In our world, requests for proposals come in two flavors:
- Tell us how you’ll perform a set of tasks, and how much it will cost.
- Tell us how you’ll solve a problem while staying within a specified budget.
I’m kidding. Every RFP we see is the first flavor. Sometimes RFPs are driven by purchasing requirements, but the rationale behind them is always the same–clients want to accurately compare the costs of competing vendors. There’s nothing wrong with wanting to wring the most out of every buck. Fiscal prudence is a good thing. But we rarely respond to RFPs because we’ve learned that this transactional approach to buying marketing services puts clients at a disadvantage. They get the low price, but they rarely get the best solutions.
There’s a better way. But it requires reframing the discussion to focus on solutions and budgets.
We start with the belief that every project should be the answer to an important question. For example:
How do we introduce a premium product in a marketplace ruled by commodities?
Can we identify, communicate with and convert new types of customers for a well-established service?
How rapidly can we provide prospects with information that addresses objections raised during sales calls?
We’re asking clients how we can solve problems. We’re not asking if a brochure or website needs to have photos of the products or end users. By taking a step back from a set of solutions, we can do several things:
- Focus on the question, and think about possible solutions from customers’ points of view
- Consider the customer journey, and plan a process that sometimes crosses media in order to answer the question
- Place a priority on solutions that are likely to engage customers, or that they will more quickly adopt
Next, we need to talk budget.
We get it. It can be hard to lay your cards on the table and commit to a specific level of spending for a solution that may not yet exist. That’s a bigger leap of faith than agreeing to drop a few thousand for a shiny, four-color brochure. But it’s essential for several reasons:
- Your proposed budget focuses our thinking. We quickly know which resources and solutions are available to you.
- It’s a reality check. At a certain point aspirations and budget have to match. We don’t want to guess whether your spending matches your plans, and you don’t want us giving you false hope.
- It’s a starting point for planning. Some clients don’t know how much it may cost to solve a particular problem, and we want to help. If we know the budget we can provide guidance on how to structure a marketing program, where to focus resources, and how to build internal support for your plans.

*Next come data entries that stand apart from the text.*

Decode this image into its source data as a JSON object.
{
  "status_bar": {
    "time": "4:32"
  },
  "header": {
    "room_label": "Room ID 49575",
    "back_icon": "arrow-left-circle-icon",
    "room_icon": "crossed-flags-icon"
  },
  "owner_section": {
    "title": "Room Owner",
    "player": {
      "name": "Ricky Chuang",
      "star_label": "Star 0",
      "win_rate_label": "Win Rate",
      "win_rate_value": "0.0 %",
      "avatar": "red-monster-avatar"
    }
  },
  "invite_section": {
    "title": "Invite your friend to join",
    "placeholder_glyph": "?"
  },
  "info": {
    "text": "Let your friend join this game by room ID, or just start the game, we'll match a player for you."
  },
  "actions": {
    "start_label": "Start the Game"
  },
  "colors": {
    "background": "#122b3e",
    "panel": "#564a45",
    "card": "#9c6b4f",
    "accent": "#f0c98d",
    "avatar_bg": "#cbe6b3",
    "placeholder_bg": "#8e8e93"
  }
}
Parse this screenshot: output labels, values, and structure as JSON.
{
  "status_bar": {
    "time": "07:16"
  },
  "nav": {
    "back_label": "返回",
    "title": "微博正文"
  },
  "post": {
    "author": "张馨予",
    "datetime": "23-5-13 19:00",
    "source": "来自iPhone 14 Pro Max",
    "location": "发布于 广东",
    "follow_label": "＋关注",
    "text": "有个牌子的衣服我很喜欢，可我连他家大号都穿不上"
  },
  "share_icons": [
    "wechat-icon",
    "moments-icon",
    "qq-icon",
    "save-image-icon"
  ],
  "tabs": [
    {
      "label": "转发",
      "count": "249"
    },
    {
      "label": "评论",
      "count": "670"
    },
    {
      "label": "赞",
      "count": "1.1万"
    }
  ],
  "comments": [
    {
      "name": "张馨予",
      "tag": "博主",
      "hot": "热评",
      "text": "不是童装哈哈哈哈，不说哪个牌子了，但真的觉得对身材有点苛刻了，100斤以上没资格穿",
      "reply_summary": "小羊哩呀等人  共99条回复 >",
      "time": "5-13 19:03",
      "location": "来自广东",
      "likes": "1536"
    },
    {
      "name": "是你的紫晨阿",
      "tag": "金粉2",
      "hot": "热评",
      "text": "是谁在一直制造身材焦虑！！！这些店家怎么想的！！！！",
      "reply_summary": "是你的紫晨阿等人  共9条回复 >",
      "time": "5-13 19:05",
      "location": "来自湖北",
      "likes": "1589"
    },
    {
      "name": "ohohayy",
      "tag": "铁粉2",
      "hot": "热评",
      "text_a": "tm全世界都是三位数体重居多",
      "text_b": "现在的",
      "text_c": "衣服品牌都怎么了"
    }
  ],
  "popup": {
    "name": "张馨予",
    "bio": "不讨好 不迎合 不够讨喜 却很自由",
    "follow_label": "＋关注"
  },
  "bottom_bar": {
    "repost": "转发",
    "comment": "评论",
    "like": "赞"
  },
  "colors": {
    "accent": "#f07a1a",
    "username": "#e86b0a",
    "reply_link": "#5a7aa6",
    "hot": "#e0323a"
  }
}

Sadly, transactional thinking is the norm, but we don’t stop trying. We’re in the business of helping clients answer tough questions, and that demands looking beyond cranking out collateral or websites. It demands creative solutions that fit clients’ budgets. We’ve tried it both ways. One works. One doesn’t.